The U.S. Transportation Security Administration will update its pat-down methods at 450 U.S. airports on Friday to allow more aggressive touching, with inspectors instructed to touch travelers' personal do-not-fly zones if they refuse scanners. Who's ready for a road trip?
The current TSA first date pat-down keeps the touching mostly to the sides of your body and down your legs, with the screeners using the back of their hands. While the TSA has declined to specify all the details of the new pat-down guidelines, the Boston Herald reported earlier this week that the techniques include "over-the-clothes searches of passengers' breast and genital areas."
The difference between the old regime and the new - which in typical TSA fashion will be sprung on unsuspecting travelers without notice - was described by an ACLU official who had the procedure during a test at Boston's Logan Airport two months ago:
Two (female) TSA officers stepped over to me, and gave me the new procedure, which included touching my face and hair, and in between and directly under my breasts. Much like a medical appointment, they explained the motions they would make before actually touching me, and both women were professional and polite about the screening - even apologetic about it - but I couldn't help but think this was overly invasive overkill.
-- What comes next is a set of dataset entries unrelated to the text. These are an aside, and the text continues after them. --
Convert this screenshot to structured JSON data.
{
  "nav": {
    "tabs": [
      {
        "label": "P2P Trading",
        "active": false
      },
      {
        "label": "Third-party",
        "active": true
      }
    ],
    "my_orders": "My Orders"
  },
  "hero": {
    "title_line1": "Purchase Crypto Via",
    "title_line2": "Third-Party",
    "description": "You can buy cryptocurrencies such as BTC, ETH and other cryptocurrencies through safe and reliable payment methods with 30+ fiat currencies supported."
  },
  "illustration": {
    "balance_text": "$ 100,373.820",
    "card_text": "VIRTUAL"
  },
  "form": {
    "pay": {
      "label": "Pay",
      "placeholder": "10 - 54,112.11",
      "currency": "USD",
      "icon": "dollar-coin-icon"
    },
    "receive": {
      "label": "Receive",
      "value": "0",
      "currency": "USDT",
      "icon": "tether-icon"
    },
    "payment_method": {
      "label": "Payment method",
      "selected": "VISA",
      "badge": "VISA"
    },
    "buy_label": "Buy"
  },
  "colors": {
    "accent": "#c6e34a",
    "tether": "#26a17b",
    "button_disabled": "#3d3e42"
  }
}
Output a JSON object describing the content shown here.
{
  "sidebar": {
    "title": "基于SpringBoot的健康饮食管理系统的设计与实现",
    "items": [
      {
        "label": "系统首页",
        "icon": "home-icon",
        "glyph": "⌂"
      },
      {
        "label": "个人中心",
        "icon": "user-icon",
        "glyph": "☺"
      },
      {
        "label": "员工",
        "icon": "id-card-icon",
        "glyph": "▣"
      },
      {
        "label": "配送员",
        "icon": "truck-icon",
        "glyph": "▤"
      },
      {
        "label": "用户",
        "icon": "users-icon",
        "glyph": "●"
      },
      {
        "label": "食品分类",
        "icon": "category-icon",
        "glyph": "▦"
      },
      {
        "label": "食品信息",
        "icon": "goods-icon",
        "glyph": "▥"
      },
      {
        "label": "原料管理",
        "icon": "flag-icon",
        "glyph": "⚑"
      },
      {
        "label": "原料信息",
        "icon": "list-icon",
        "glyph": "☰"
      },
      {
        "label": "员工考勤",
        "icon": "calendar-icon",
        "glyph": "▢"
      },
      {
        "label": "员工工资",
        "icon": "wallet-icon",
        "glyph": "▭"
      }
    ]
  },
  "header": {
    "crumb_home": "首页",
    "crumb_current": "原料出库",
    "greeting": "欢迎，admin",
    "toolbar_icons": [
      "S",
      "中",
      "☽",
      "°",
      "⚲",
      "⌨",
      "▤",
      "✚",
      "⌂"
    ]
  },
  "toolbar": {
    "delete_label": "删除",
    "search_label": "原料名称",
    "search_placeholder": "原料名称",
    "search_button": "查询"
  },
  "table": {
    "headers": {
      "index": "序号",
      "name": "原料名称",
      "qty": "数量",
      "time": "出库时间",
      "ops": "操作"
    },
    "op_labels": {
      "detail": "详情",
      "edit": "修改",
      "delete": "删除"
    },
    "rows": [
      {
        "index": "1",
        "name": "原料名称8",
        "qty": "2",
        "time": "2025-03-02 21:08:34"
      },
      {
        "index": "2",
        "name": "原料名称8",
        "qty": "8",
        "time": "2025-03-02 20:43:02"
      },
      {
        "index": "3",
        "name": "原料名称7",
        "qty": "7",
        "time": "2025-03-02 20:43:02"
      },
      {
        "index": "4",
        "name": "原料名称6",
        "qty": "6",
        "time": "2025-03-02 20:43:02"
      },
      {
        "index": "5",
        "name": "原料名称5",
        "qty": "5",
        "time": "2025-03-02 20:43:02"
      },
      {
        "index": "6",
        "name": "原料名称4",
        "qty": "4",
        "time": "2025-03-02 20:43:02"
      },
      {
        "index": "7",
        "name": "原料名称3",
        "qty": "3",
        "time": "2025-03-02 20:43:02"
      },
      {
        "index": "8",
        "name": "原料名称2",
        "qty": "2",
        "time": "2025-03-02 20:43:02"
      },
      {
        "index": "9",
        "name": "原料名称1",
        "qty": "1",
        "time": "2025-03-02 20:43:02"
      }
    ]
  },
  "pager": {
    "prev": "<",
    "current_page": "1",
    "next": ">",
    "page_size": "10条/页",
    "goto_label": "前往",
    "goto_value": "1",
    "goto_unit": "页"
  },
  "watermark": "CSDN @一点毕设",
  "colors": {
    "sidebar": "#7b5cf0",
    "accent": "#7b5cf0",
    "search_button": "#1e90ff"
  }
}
Of course, travelers can avoid the new form of civil unions by accepting the full-body scans that led one ExpressJet pilot to walk off the job last week. At the other end of the business, the chairman of British Airways has also criticized the growing load of U.S. safety rules, saying several are "completely redundant."